The story of the great lover Casanova has been filmed many times but curiously under-exploited in the softcore and hardcore genres; and he remains under-exploited in this pair of Carlos Tobalina films in which what's in Holmes' pants is more interesting to the audience than his prose. The period scenes (stock footage and paintings in place of establishing shots aside) of the first halves of these two Casanova films look no more convincing than a sixties David Friedman softcore period piece but the clothes come off and the sex begins before the viewer will quibble over the shoddy costumes and set dressings. Since the end credits for the first film include listings for characters who only appear in the second film – the end of the second film has no cast listing, just a quick run-through of some of the actors and crew members – it appears that the two flicks appear to have been conceived as a single feature that was turned out to be overlong. The idea of marketing the cologne seems to have been the third act of the first film augmented with recycled footage (recapping and padding), additional new sex scenes featuring Don Juan, and footage yanked from the rest of his oeuvre. The "make sex not war" climax is another variation on Tobalina's screeds in favor of sex over various vices, but a longer than four reel single feature might have been better than two padded films that favor a quantity of different sex scenes while neglecting all but the most basic camera coverage.

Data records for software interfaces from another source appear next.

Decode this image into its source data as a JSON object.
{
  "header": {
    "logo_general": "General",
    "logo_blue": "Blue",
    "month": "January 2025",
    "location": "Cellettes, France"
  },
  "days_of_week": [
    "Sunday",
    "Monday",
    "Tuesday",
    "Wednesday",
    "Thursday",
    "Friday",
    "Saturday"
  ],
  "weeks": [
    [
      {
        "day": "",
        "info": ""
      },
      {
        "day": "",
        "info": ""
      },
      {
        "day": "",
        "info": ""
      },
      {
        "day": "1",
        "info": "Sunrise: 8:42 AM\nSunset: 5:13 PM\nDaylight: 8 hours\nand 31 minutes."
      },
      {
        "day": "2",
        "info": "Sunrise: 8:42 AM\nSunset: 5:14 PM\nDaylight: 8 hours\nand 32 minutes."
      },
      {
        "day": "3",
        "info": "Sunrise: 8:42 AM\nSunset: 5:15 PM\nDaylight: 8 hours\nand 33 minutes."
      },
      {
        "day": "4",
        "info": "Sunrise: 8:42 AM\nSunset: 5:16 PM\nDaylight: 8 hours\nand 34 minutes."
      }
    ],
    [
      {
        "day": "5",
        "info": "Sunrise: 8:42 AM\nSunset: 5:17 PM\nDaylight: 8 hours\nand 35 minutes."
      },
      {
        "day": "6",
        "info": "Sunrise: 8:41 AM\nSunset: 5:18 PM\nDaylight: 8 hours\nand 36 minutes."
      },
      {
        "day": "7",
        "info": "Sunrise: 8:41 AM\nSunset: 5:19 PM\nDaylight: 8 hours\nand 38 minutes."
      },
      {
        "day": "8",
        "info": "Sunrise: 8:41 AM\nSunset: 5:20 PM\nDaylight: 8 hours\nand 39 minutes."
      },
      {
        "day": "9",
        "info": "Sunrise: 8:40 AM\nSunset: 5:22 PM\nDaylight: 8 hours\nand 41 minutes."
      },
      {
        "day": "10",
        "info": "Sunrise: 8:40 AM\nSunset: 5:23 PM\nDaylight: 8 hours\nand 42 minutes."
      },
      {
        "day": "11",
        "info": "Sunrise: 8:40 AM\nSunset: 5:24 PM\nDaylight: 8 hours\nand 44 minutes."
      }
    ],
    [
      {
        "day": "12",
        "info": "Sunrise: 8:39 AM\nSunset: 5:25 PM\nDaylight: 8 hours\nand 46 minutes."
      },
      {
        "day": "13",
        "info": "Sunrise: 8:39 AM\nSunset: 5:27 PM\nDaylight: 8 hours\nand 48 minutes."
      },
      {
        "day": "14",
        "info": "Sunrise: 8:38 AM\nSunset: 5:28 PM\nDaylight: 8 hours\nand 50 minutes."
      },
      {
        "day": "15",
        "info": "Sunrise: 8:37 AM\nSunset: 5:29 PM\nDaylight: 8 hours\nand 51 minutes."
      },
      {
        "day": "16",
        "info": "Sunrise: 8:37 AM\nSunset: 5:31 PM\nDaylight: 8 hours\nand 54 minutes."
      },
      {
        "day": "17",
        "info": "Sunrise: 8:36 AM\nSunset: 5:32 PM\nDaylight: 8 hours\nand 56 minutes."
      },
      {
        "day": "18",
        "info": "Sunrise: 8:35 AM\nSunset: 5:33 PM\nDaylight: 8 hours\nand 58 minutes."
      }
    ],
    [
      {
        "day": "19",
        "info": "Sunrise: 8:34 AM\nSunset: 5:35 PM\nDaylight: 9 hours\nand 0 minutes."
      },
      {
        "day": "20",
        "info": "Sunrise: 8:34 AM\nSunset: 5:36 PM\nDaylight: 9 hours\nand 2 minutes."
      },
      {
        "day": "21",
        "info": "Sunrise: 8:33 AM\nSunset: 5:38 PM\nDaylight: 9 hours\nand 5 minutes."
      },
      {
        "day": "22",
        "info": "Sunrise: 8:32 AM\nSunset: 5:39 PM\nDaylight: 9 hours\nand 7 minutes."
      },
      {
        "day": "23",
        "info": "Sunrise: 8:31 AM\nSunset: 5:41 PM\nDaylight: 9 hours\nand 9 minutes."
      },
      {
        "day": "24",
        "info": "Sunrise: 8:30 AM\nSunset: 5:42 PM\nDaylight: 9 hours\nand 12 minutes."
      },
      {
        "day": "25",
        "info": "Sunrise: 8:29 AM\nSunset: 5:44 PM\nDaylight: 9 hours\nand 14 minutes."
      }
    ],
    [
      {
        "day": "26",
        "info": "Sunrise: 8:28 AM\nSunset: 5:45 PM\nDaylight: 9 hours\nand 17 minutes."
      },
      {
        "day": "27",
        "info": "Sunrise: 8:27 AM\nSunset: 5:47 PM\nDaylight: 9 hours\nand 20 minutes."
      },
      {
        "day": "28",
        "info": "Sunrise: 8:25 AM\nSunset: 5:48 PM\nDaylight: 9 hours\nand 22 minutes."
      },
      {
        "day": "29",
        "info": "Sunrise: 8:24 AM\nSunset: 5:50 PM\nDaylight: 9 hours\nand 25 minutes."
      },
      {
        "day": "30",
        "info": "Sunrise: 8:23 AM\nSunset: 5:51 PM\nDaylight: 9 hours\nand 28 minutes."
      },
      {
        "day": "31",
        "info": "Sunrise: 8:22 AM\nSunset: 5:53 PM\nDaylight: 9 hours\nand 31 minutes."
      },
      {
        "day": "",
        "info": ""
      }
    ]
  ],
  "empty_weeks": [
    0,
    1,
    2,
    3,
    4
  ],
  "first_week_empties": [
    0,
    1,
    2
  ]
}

Transferred from 2K scans of the 35mm camera negatives – pretty much untouched since their release as Tobalina made films for his own theaters with only a handful distributed more widely (and even fewer overseas) – the progressive, anamorphic 1.78:1 widescreen encodes on Vinegar Syndrome's dual-layer disc are crisp and colorful apart from the few faint scratches, fluctuations in contrast, and some jittery shots that likely happened in-camera (in addition to shots that are just out of focus). The Dolby Digital 1.0 tracks are clean with a faint layer of hiss. The only extras are the films' theatrical trailer (3:29 and 4:03, respectively). (Eric Cotenas)